**Exercise directions**
Repeat, exactly as written, all of the entries, but not their pictures.

**Material provided**
══════════════════════════════

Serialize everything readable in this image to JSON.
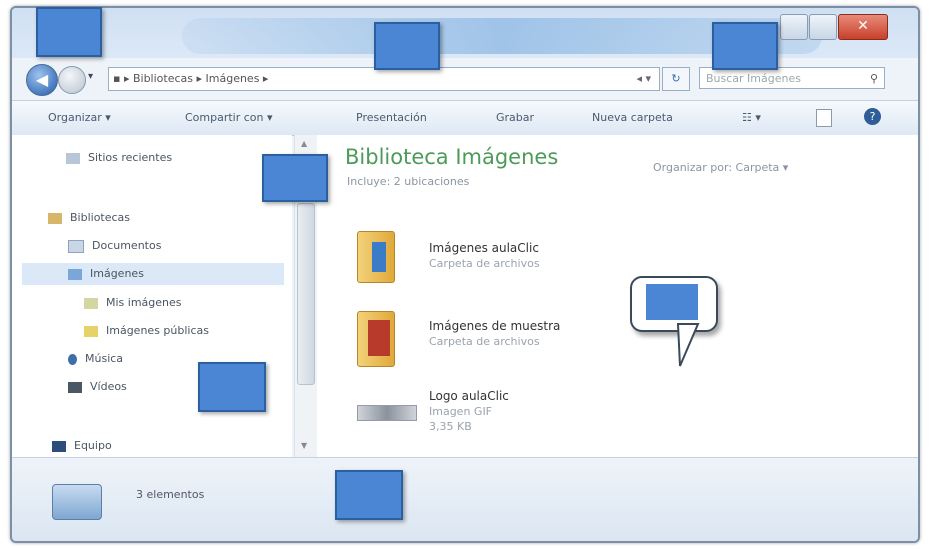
{
  "window": {
    "address_path": "▪ ▸ Bibliotecas ▸ Imágenes ▸",
    "address_arrows": "◂ ▾",
    "search_placeholder": "Buscar Imágenes",
    "close_glyph": "✕"
  },
  "toolbar": {
    "organize": "Organizar ▾",
    "share": "Compartir con ▾",
    "slideshow": "Presentación",
    "burn": "Grabar",
    "new_folder": "Nueva carpeta",
    "view_glyph": "☷ ▾",
    "help_glyph": "?"
  },
  "sidebar": {
    "recent": "Sitios recientes",
    "libraries": "Bibliotecas",
    "documents": "Documentos",
    "images": "Imágenes",
    "my_images": "Mis imágenes",
    "public_images": "Imágenes públicas",
    "music": "Música",
    "videos": "Vídeos",
    "computer": "Equipo"
  },
  "main": {
    "title": "Biblioteca Imágenes",
    "includes": "Incluye: 2 ubicaciones",
    "arrange_by": "Organizar por:  Carpeta ▾",
    "files": [
      {
        "name": "Imágenes aulaClic",
        "type": "Carpeta de archivos"
      },
      {
        "name": "Imágenes de muestra",
        "type": "Carpeta de archivos"
      },
      {
        "name": "Logo aulaClic",
        "type": "Imagen GIF",
        "size": "3,35 KB"
      }
    ]
  },
  "status": {
    "count": "3 elementos"
  },
  "colors": {
    "accent": "#4d9b58",
    "callout": "#4a86d3"
  }
}
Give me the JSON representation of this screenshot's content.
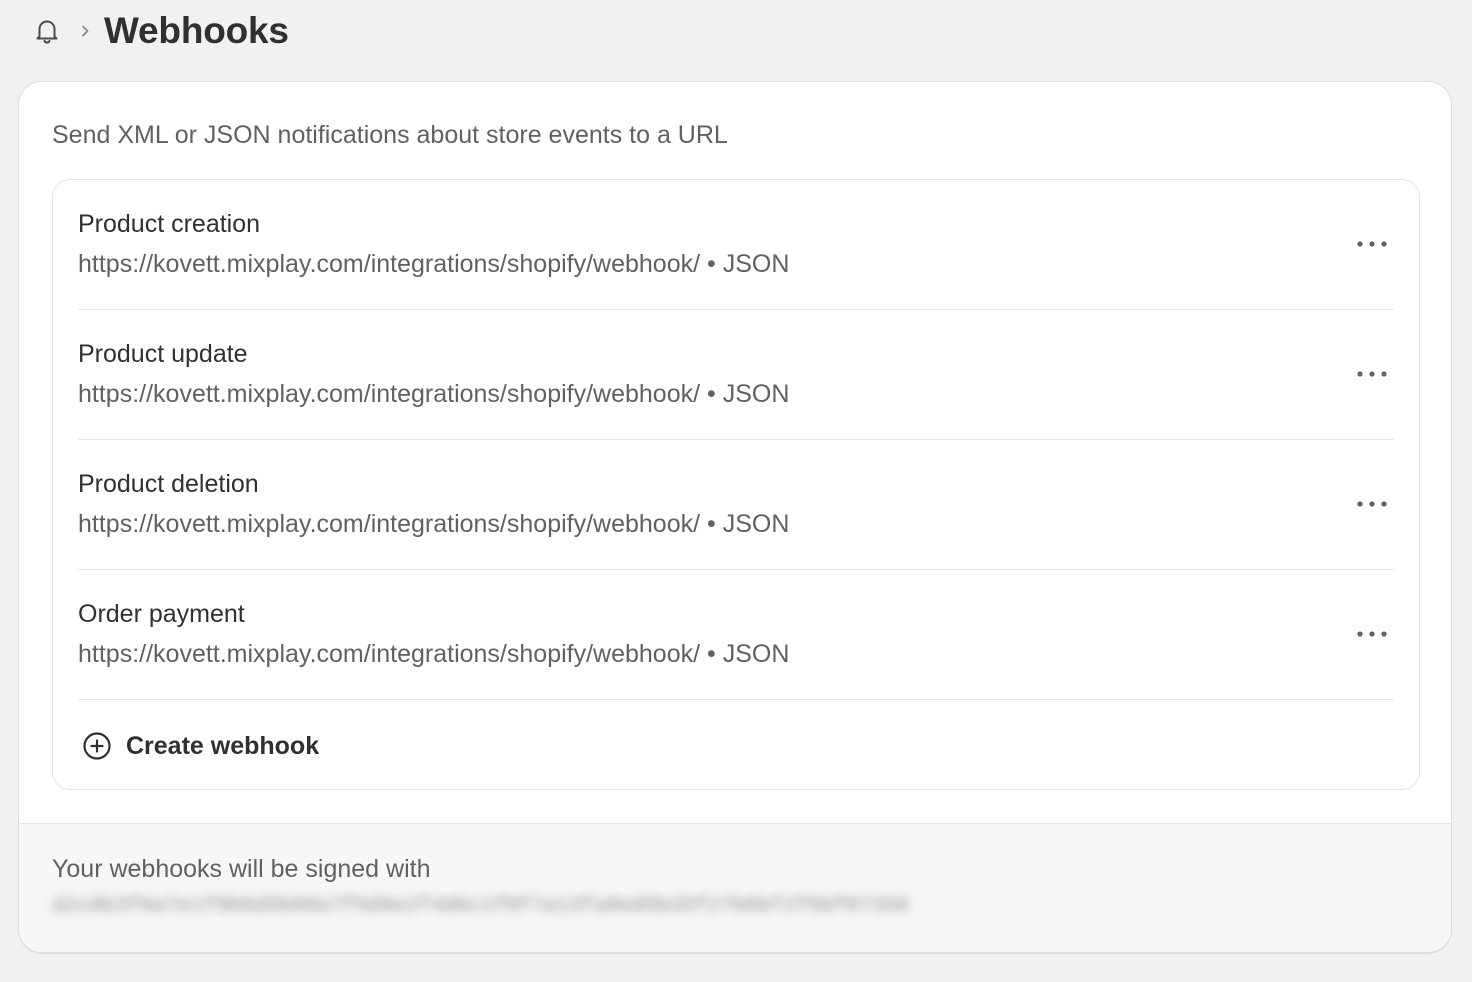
{
  "header": {
    "breadcrumb_icon": "bell-icon",
    "separator_icon": "chevron-right-icon",
    "title": "Webhooks"
  },
  "card": {
    "description": "Send XML or JSON notifications about store events to a URL",
    "webhooks": [
      {
        "event": "Product creation",
        "url": "https://kovett.mixplay.com/integrations/shopify/webhook/",
        "format": "JSON",
        "subtitle": "https://kovett.mixplay.com/integrations/shopify/webhook/ • JSON"
      },
      {
        "event": "Product update",
        "url": "https://kovett.mixplay.com/integrations/shopify/webhook/",
        "format": "JSON",
        "subtitle": "https://kovett.mixplay.com/integrations/shopify/webhook/ • JSON"
      },
      {
        "event": "Product deletion",
        "url": "https://kovett.mixplay.com/integrations/shopify/webhook/",
        "format": "JSON",
        "subtitle": "https://kovett.mixplay.com/integrations/shopify/webhook/ • JSON"
      },
      {
        "event": "Order payment",
        "url": "https://kovett.mixplay.com/integrations/shopify/webhook/",
        "format": "JSON",
        "subtitle": "https://kovett.mixplay.com/integrations/shopify/webhook/ • JSON"
      }
    ],
    "row_menu_icon": "more-horizontal-icon",
    "create_label": "Create webhook",
    "create_icon": "plus-circle-icon"
  },
  "footer": {
    "label": "Your webhooks will be signed with",
    "secret": "d2c8b3f6a7e1f9b6d5b88a7f5d9e2f4d6c1f0f7a13fa8ed5b35f27b6bf2f6bf07356"
  },
  "colors": {
    "background": "#f1f1f1",
    "card": "#ffffff",
    "text_primary": "#303030",
    "text_secondary": "#616161",
    "divider": "#e3e3e3"
  }
}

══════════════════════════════

**Your solution**
Serialize everything readable in this image to JSON.
{
  "window": {
    "address_path": "▪ ▸ Bibliotecas ▸ Imágenes ▸",
    "address_arrows": "◂ ▾",
    "search_placeholder": "Buscar Imágenes",
    "close_glyph": "✕"
  },
  "toolbar": {
    "organize": "Organizar ▾",
    "share": "Compartir con ▾",
    "slideshow": "Presentación",
    "burn": "Grabar",
    "new_folder": "Nueva carpeta",
    "view_glyph": "☷ ▾",
    "help_glyph": "?"
  },
  "sidebar": {
    "recent": "Sitios recientes",
    "libraries": "Bibliotecas",
    "documents": "Documentos",
    "images": "Imágenes",
    "my_images": "Mis imágenes",
    "public_images": "Imágenes públicas",
    "music": "Música",
    "videos": "Vídeos",
    "computer": "Equipo"
  },
  "main": {
    "title": "Biblioteca Imágenes",
    "includes": "Incluye: 2 ubicaciones",
    "arrange_by": "Organizar por:  Carpeta ▾",
    "files": [
      {
        "name": "Imágenes aulaClic",
        "type": "Carpeta de archivos"
      },
      {
        "name": "Imágenes de muestra",
        "type": "Carpeta de archivos"
      },
      {
        "name": "Logo aulaClic",
        "type": "Imagen GIF",
        "size": "3,35 KB"
      }
    ]
  },
  "status": {
    "count": "3 elementos"
  },
  "colors": {
    "accent": "#4d9b58",
    "callout": "#4a86d3"
  }
}
Give me the JSON representation of this screenshot's content.
{
  "header": {
    "breadcrumb_icon": "bell-icon",
    "separator_icon": "chevron-right-icon",
    "title": "Webhooks"
  },
  "card": {
    "description": "Send XML or JSON notifications about store events to a URL",
    "webhooks": [
      {
        "event": "Product creation",
        "url": "https://kovett.mixplay.com/integrations/shopify/webhook/",
        "format": "JSON",
        "subtitle": "https://kovett.mixplay.com/integrations/shopify/webhook/ • JSON"
      },
      {
        "event": "Product update",
        "url": "https://kovett.mixplay.com/integrations/shopify/webhook/",
        "format": "JSON",
        "subtitle": "https://kovett.mixplay.com/integrations/shopify/webhook/ • JSON"
      },
      {
        "event": "Product deletion",
        "url": "https://kovett.mixplay.com/integrations/shopify/webhook/",
        "format": "JSON",
        "subtitle": "https://kovett.mixplay.com/integrations/shopify/webhook/ • JSON"
      },
      {
        "event": "Order payment",
        "url": "https://kovett.mixplay.com/integrations/shopify/webhook/",
        "format": "JSON",
        "subtitle": "https://kovett.mixplay.com/integrations/shopify/webhook/ • JSON"
      }
    ],
    "row_menu_icon": "more-horizontal-icon",
    "create_label": "Create webhook",
    "create_icon": "plus-circle-icon"
  },
  "footer": {
    "label": "Your webhooks will be signed with",
    "secret": "d2c8b3f6a7e1f9b6d5b88a7f5d9e2f4d6c1f0f7a13fa8ed5b35f27b6bf2f6bf07356"
  },
  "colors": {
    "background": "#f1f1f1",
    "card": "#ffffff",
    "text_primary": "#303030",
    "text_secondary": "#616161",
    "divider": "#e3e3e3"
  }
}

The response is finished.